_Task prompt_.
Each line of the data must reappear exactly in your answer, with no images included.

_Excerpts from an interface dataset_.

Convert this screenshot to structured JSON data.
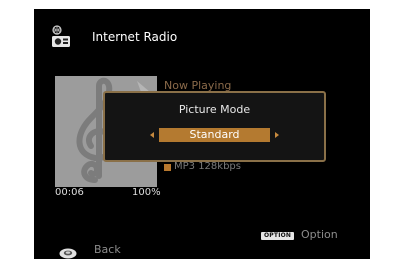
{
  "source": {
    "title": "Internet Radio",
    "icon": "internet-radio-icon"
  },
  "now_playing": {
    "label": "Now Playing",
    "format": "MP3 128kbps"
  },
  "playback": {
    "elapsed": "00:06",
    "buffer": "100%"
  },
  "popup": {
    "title": "Picture Mode",
    "selected": "Standard"
  },
  "footer": {
    "option_button": "OPTION",
    "option_label": "Option",
    "back_label": "Back"
  },
  "colors": {
    "accent": "#b47a30",
    "popup_border": "#8a7048",
    "screen_bg": "#000000"
  }
}
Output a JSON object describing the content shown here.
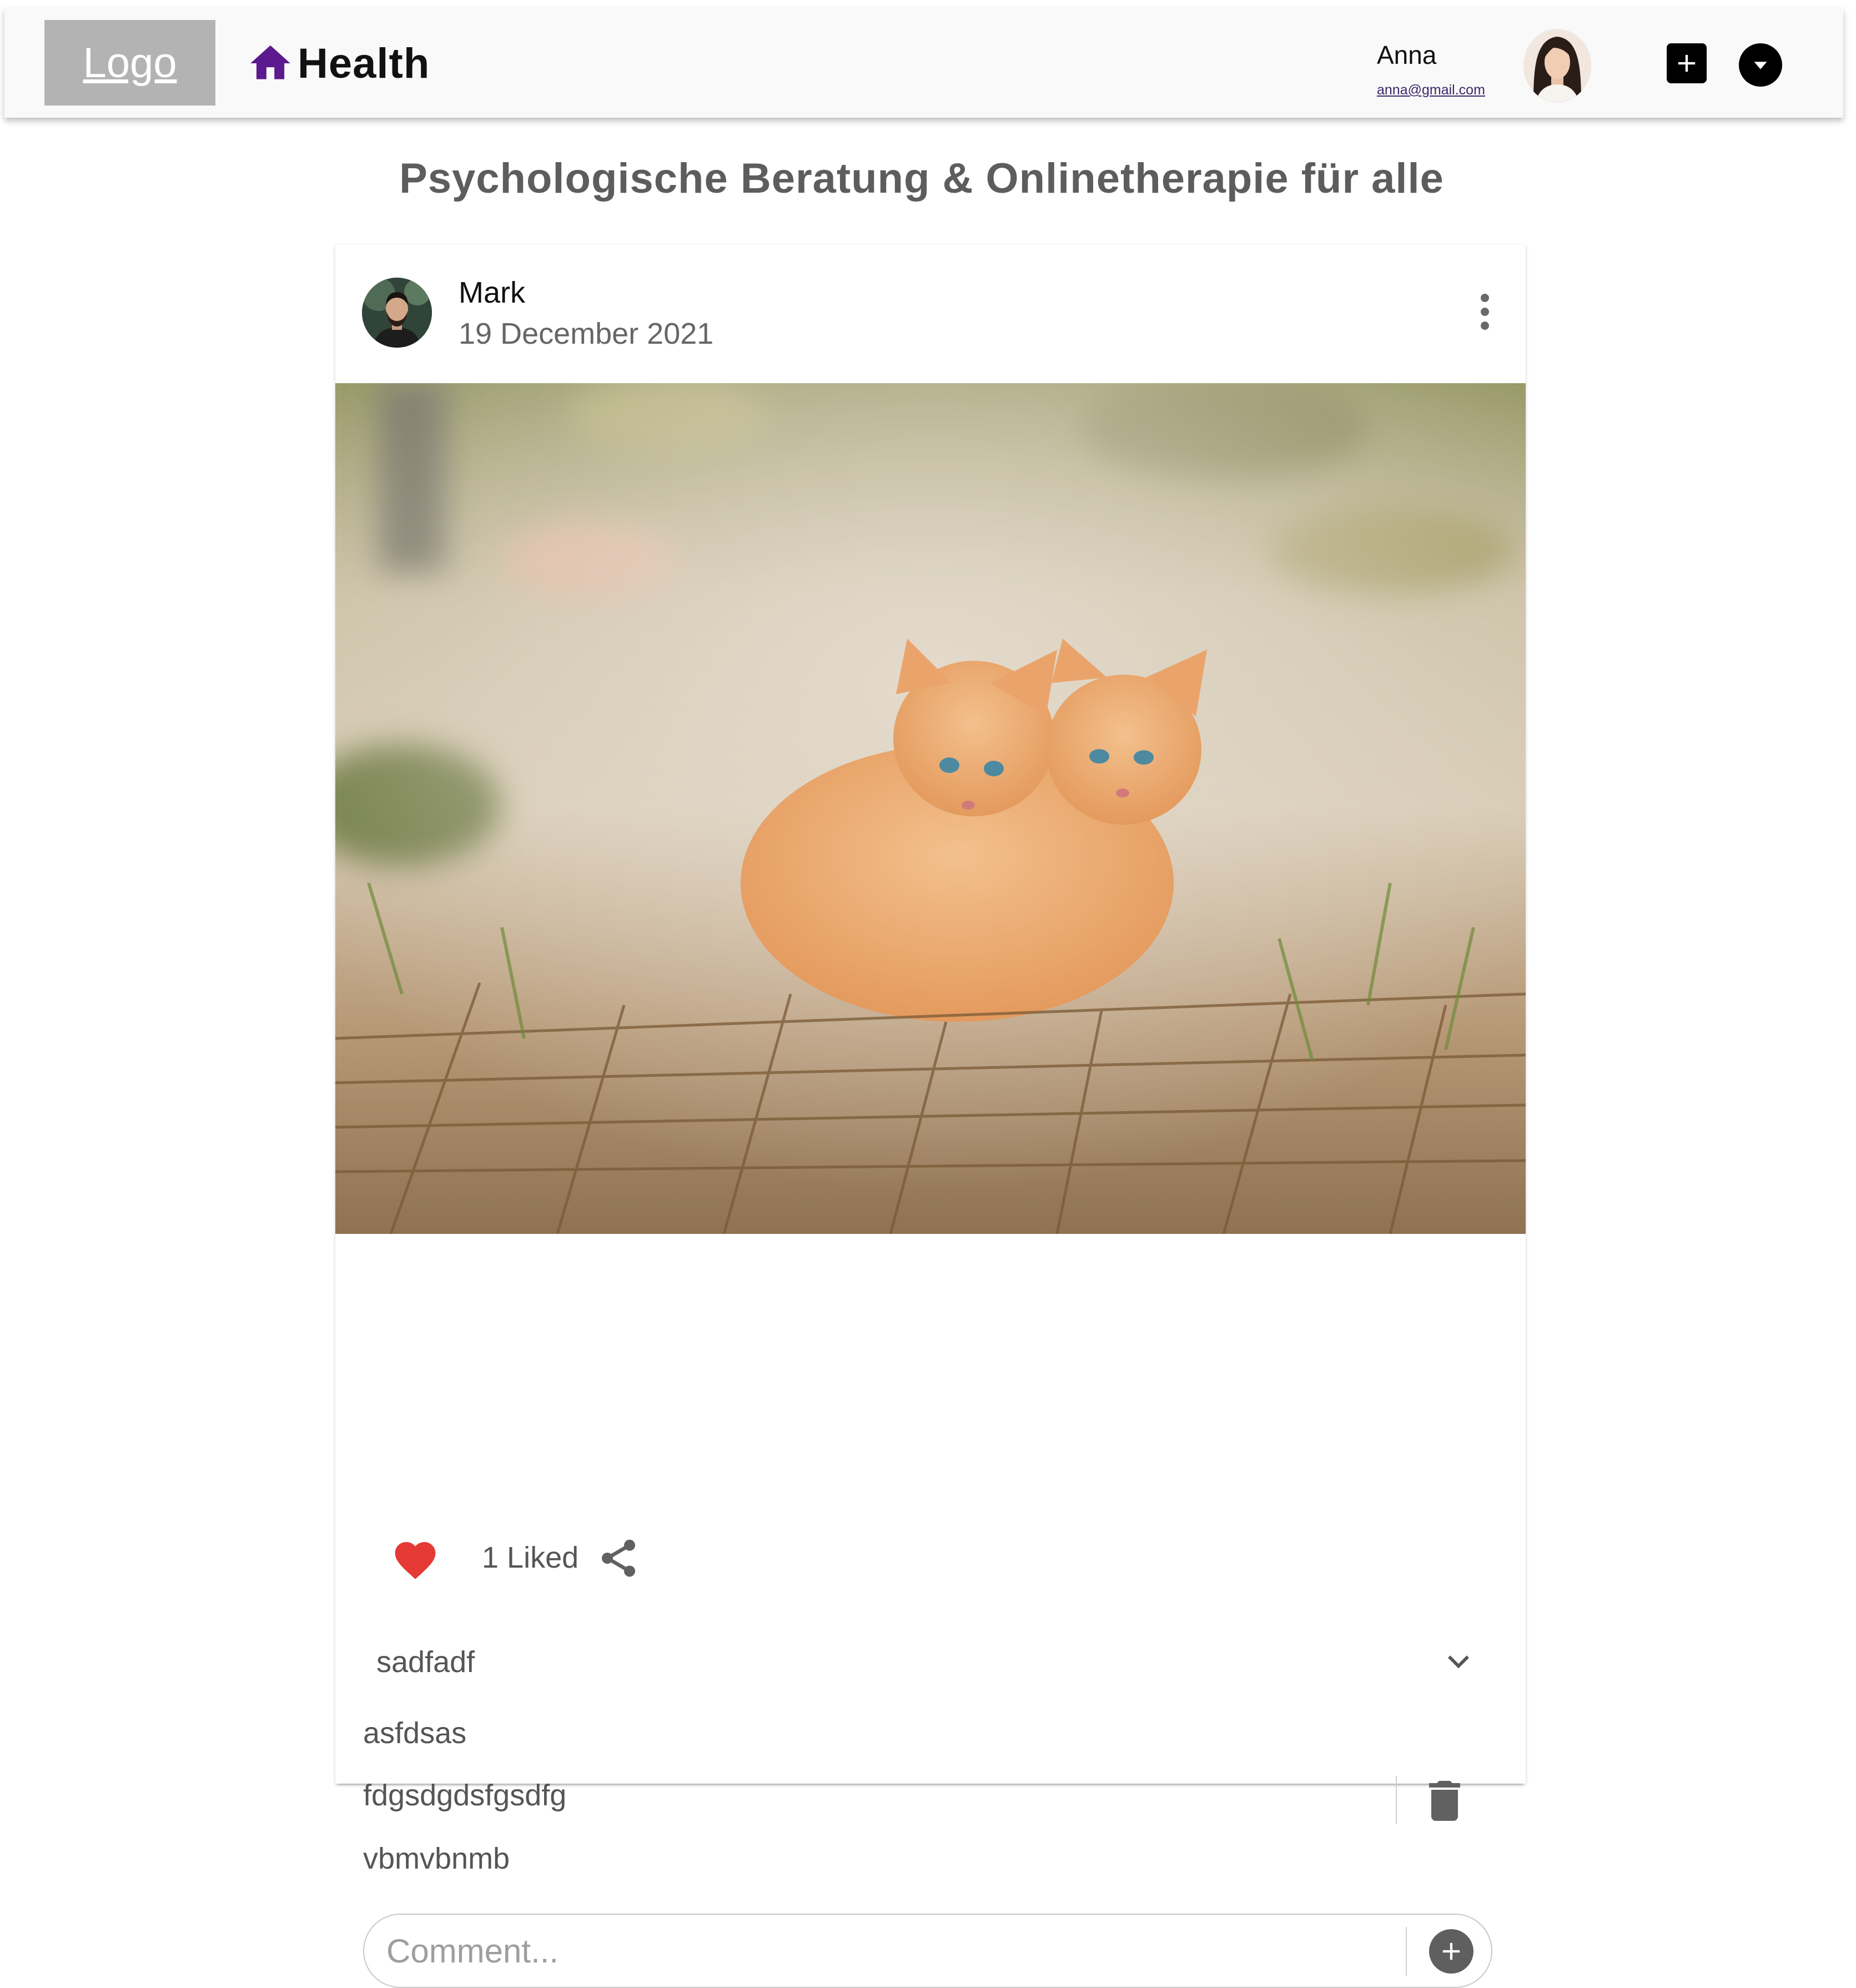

_Reply_.
Convert this screenshot to structured JSON data.
{
  "source": {
    "title": "Internet Radio",
    "icon": "internet-radio-icon"
  },
  "now_playing": {
    "label": "Now Playing",
    "format": "MP3 128kbps"
  },
  "playback": {
    "elapsed": "00:06",
    "buffer": "100%"
  },
  "popup": {
    "title": "Picture Mode",
    "selected": "Standard"
  },
  "footer": {
    "option_button": "OPTION",
    "option_label": "Option",
    "back_label": "Back"
  },
  "colors": {
    "accent": "#b47a30",
    "popup_border": "#8a7048",
    "screen_bg": "#000000"
  }
}
Output a JSON object describing the content shown here.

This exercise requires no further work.